• **Assignment**
Exactly how many lines below mention "agent"? Answer with that number alone.

• **Provided records**
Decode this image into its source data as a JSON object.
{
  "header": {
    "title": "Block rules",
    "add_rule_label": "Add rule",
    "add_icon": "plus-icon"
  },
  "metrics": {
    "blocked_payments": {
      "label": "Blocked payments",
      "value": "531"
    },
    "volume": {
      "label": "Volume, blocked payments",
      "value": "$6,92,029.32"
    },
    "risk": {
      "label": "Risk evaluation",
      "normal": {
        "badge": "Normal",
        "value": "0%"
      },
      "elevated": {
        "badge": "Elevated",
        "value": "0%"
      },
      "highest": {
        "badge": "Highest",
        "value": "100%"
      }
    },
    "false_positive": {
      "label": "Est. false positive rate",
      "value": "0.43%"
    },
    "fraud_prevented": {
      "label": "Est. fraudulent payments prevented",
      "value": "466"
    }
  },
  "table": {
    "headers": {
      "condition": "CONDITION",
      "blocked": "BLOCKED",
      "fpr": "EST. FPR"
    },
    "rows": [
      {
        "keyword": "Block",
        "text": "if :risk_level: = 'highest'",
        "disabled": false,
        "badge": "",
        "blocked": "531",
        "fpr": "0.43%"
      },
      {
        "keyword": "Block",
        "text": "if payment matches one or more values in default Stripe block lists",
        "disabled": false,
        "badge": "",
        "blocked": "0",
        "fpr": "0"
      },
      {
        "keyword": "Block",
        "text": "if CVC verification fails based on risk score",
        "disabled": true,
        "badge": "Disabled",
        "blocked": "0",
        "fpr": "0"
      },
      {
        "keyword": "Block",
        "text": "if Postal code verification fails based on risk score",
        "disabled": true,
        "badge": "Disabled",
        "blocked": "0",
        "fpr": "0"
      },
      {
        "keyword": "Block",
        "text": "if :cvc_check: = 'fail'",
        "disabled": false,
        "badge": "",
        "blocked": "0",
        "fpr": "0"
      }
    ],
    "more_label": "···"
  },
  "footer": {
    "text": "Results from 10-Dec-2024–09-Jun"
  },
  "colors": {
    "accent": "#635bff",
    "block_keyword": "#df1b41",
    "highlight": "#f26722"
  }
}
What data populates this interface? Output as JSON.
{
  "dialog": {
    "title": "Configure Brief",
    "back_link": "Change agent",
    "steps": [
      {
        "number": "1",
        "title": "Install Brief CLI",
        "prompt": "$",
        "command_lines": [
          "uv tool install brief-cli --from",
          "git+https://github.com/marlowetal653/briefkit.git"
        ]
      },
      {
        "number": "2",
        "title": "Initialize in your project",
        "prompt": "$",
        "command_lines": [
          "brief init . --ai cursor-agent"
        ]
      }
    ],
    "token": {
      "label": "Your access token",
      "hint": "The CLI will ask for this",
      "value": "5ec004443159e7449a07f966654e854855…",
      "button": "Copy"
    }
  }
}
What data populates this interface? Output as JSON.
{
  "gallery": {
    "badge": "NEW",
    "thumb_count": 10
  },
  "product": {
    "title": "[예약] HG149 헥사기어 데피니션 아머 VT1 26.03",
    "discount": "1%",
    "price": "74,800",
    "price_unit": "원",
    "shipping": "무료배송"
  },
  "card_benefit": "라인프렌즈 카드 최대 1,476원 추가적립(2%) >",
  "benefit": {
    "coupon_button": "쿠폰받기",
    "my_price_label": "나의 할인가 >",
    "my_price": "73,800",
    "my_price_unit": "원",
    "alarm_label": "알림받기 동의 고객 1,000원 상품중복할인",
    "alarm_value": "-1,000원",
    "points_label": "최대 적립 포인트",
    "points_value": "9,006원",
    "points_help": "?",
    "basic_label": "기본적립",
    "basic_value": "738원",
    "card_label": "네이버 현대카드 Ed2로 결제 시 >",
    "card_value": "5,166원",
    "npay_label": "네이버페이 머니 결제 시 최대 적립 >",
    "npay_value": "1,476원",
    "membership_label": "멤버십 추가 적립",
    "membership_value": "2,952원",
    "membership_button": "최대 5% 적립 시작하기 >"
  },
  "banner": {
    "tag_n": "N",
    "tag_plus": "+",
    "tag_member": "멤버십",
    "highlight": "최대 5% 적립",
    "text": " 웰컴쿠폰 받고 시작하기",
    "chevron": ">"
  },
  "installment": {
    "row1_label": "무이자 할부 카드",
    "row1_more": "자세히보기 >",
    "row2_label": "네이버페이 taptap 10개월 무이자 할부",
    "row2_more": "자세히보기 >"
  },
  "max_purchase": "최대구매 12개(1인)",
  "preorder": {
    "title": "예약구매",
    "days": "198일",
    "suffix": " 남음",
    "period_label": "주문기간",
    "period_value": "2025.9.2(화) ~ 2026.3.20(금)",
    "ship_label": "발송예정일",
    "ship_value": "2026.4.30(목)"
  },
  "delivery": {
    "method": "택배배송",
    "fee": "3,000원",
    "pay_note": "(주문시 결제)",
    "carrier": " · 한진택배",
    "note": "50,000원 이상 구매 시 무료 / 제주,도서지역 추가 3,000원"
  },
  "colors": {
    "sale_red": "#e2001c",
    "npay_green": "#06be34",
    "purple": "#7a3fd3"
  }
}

• **Exercise result**
2